When you say “diabetes,” most people think that it’s one thing–but it’s not. The assumption that diabetes is one thing and one thing only is not anybody’s fault; there’s not a lot of common knowledge about the different types of diabetes and what the differences are. Type 1 and 2 diabetes aren’t that different, and it can be confusing to tell them apart considering that the differences aren’t discussed much. So why not learn about the differences from someone who has been explaining them to others since she was five?

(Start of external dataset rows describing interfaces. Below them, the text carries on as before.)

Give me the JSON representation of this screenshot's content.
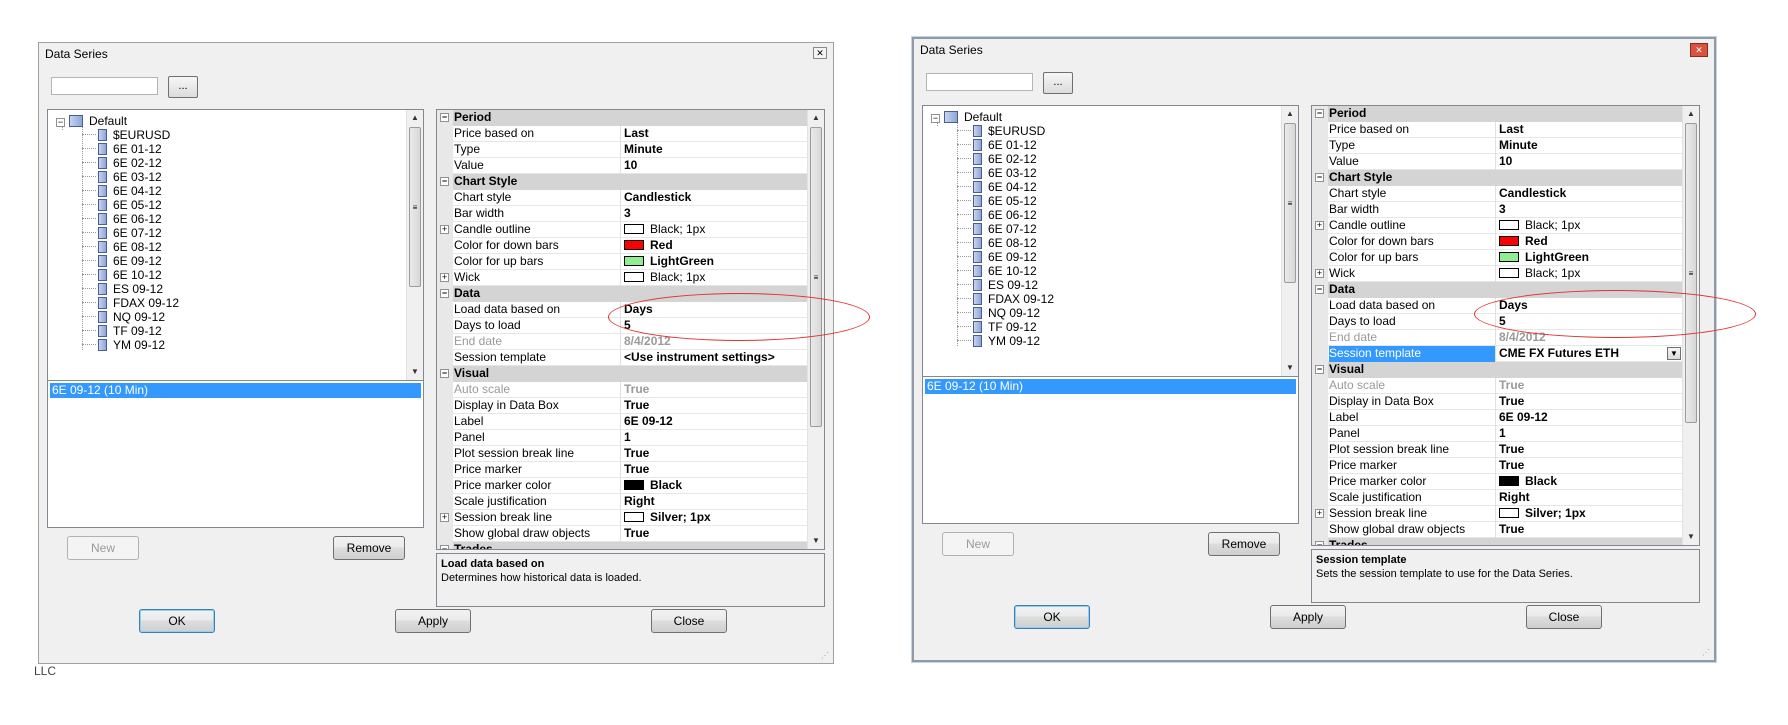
{
  "dialogs": [
    {
      "title": "Data Series",
      "browse_label": "...",
      "search_value": "",
      "tree": {
        "root": "Default",
        "items": [
          "$EURUSD",
          "6E 01-12",
          "6E 02-12",
          "6E 03-12",
          "6E 04-12",
          "6E 05-12",
          "6E 06-12",
          "6E 07-12",
          "6E 08-12",
          "6E 09-12",
          "6E 10-12",
          "ES 09-12",
          "FDAX 09-12",
          "NQ 09-12",
          "TF 09-12",
          "YM 09-12"
        ]
      },
      "selected_series": "6E 09-12 (10 Min)",
      "buttons": {
        "new": "New",
        "remove": "Remove",
        "ok": "OK",
        "apply": "Apply",
        "close": "Close"
      },
      "properties": {
        "period_label": "Period",
        "price_based_on": {
          "name": "Price based on",
          "value": "Last"
        },
        "type": {
          "name": "Type",
          "value": "Minute"
        },
        "value": {
          "name": "Value",
          "value": "10"
        },
        "chart_style_label": "Chart Style",
        "chart_style": {
          "name": "Chart style",
          "value": "Candlestick"
        },
        "bar_width": {
          "name": "Bar width",
          "value": "3"
        },
        "candle_outline": {
          "name": "Candle outline",
          "value": "Black; 1px"
        },
        "color_down": {
          "name": "Color for down bars",
          "value": "Red",
          "color": "#ff0000"
        },
        "color_up": {
          "name": "Color for up bars",
          "value": "LightGreen",
          "color": "#90ee90"
        },
        "wick": {
          "name": "Wick",
          "value": "Black; 1px"
        },
        "data_label": "Data",
        "load_data": {
          "name": "Load data based on",
          "value": "Days"
        },
        "days_to_load": {
          "name": "Days to load",
          "value": "5"
        },
        "end_date": {
          "name": "End date",
          "value": "8/4/2012"
        },
        "session_template": {
          "name": "Session template",
          "value": "<Use instrument settings>"
        },
        "visual_label": "Visual",
        "auto_scale": {
          "name": "Auto scale",
          "value": "True"
        },
        "display_data_box": {
          "name": "Display in Data Box",
          "value": "True"
        },
        "label": {
          "name": "Label",
          "value": "6E 09-12"
        },
        "panel": {
          "name": "Panel",
          "value": "1"
        },
        "plot_session_break": {
          "name": "Plot session break line",
          "value": "True"
        },
        "price_marker": {
          "name": "Price marker",
          "value": "True"
        },
        "price_marker_color": {
          "name": "Price marker color",
          "value": "Black",
          "color": "#000000"
        },
        "scale_justification": {
          "name": "Scale justification",
          "value": "Right"
        },
        "session_break_line": {
          "name": "Session break line",
          "value": "Silver; 1px"
        },
        "show_global_draw": {
          "name": "Show global draw objects",
          "value": "True"
        },
        "trades_label": "Trades"
      },
      "description": {
        "title": "Load data based on",
        "text": "Determines how historical data is loaded."
      }
    },
    {
      "title": "Data Series",
      "browse_label": "...",
      "search_value": "",
      "tree": {
        "root": "Default",
        "items": [
          "$EURUSD",
          "6E 01-12",
          "6E 02-12",
          "6E 03-12",
          "6E 04-12",
          "6E 05-12",
          "6E 06-12",
          "6E 07-12",
          "6E 08-12",
          "6E 09-12",
          "6E 10-12",
          "ES 09-12",
          "FDAX 09-12",
          "NQ 09-12",
          "TF 09-12",
          "YM 09-12"
        ]
      },
      "selected_series": "6E 09-12 (10 Min)",
      "buttons": {
        "new": "New",
        "remove": "Remove",
        "ok": "OK",
        "apply": "Apply",
        "close": "Close"
      },
      "properties": {
        "period_label": "Period",
        "price_based_on": {
          "name": "Price based on",
          "value": "Last"
        },
        "type": {
          "name": "Type",
          "value": "Minute"
        },
        "value": {
          "name": "Value",
          "value": "10"
        },
        "chart_style_label": "Chart Style",
        "chart_style": {
          "name": "Chart style",
          "value": "Candlestick"
        },
        "bar_width": {
          "name": "Bar width",
          "value": "3"
        },
        "candle_outline": {
          "name": "Candle outline",
          "value": "Black; 1px"
        },
        "color_down": {
          "name": "Color for down bars",
          "value": "Red",
          "color": "#ff0000"
        },
        "color_up": {
          "name": "Color for up bars",
          "value": "LightGreen",
          "color": "#90ee90"
        },
        "wick": {
          "name": "Wick",
          "value": "Black; 1px"
        },
        "data_label": "Data",
        "load_data": {
          "name": "Load data based on",
          "value": "Days"
        },
        "days_to_load": {
          "name": "Days to load",
          "value": "5"
        },
        "end_date": {
          "name": "End date",
          "value": "8/4/2012"
        },
        "session_template": {
          "name": "Session template",
          "value": "CME FX Futures ETH"
        },
        "visual_label": "Visual",
        "auto_scale": {
          "name": "Auto scale",
          "value": "True"
        },
        "display_data_box": {
          "name": "Display in Data Box",
          "value": "True"
        },
        "label": {
          "name": "Label",
          "value": "6E 09-12"
        },
        "panel": {
          "name": "Panel",
          "value": "1"
        },
        "plot_session_break": {
          "name": "Plot session break line",
          "value": "True"
        },
        "price_marker": {
          "name": "Price marker",
          "value": "True"
        },
        "price_marker_color": {
          "name": "Price marker color",
          "value": "Black",
          "color": "#000000"
        },
        "scale_justification": {
          "name": "Scale justification",
          "value": "Right"
        },
        "session_break_line": {
          "name": "Session break line",
          "value": "Silver; 1px"
        },
        "show_global_draw": {
          "name": "Show global draw objects",
          "value": "True"
        },
        "trades_label": "Trades"
      },
      "description": {
        "title": "Session template",
        "text": "Sets the session template to use for the Data Series."
      }
    }
  ],
  "background_text": "LLC",
  "accent_color": "#3399ff",
  "annotation_color": "#e03030"
}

As a type 1 diabetic, I have to test my blood, change my insulin pump, and drink juice at certain times. While these activities are more than mundane to me, I find myself explaining what I am doing to other people a lot. After I get out the first explanation, “I’m a type 1 diabetic,” I almost always hear back a “Oh! My (family member/friend) has that too.” Nine times out of ten, that person is not a type 1 diabetic, but a type 2 diabetic. They are very easy to confuse, as both types of diabetes can be contracted at any age and can include the treatment of insulin. However, in the interest of the general public’s knowledge, here is an introduction to both type 1 and type 2 diabetes.
Because I am biased, I will start off with type 1. Type 1 diabetes has also been referred to as “juvenile diabetes” due to its tendency to show up in children; however, this term is being phased out for the more inclusive “type 1” which recognizes its ability to manifest at any age. Type 1 is an autoimmune disease in which the body attacks itself, specifically the pancreas. The pancreas creates insulin, so when the pancreas is attacked it slows, or even stops, insulin production. The decrease in insulin leads to high blood glucose (or blood sugar) which can lead to many problematic things including kidney damage, eye damage, heart and blood vessel disease, and Alzheimer’s (Mayo Clinic). This is why, before the discovery of insulin, type 1 was usually a terminal illness. However, type 1 is no longer nearly as deadly and there are many new and improved ways of treating it, such as insulin pumps, diets, and continuous glucose monitors. Even with all of this medical progress, once diagnosed, type 1 diabetics will have to deal with the disease for the rest of their lives.
Type 2 diabetes is when your body has developed an insulin resistance. This form of diabetes is treatable with exercise, change in diet, and a number of drugs. Type 2 diabetics usually have less intense treatment plans because their bodies still produce insulin. However, this does not mean they have it “easier.” Type 2 diabetics have the same risks of complications with high blood glucose as type 1 diabetics. Type 2 diabetics also make up a significant part of the diabetic population, approximately 90-95% (CDC). This high percentage of type 2 diabetics explains why many people don’t know about type 1, and just think there is only one type of diabetes.
So how are they different and why should you care? While type 1 and type 2 are similar, the two types of diabetes are also different enough that it is important to know which one you and other people are referring to. The main difference is really simple; type 1 diabetes is an autoimmune disease and there currently is no cure or way to prevent it. Type 2, on the other hand, is developed insulin resistance that can be “prevented or delayed with healthy lifestyle changes” (CDC). Since insulin prices are in the news more and more frequently, it’s important to remember there is more than just type 2 and to consider who’s affected by different policies. It’s also important to spread awareness of type 1 and think about diabetes as a broader topic. It is not good for type 1 and type 2 to be generalized into “diabetes,” as they are different and each deserves their own conversation. Finally, it’s also unfair to expect people to explain which version of diabetes they have and what each of them means. While I am fine doing that, it does not mean everyone is, and having diabetes doesn’t necessarily make someone an expert.
At the end of the day, remember: “diabetes” is a broad term and includes other types I’ve not included here (like gestational diabetes), so if you have a question or want more in-depth information, below are some resources to help you.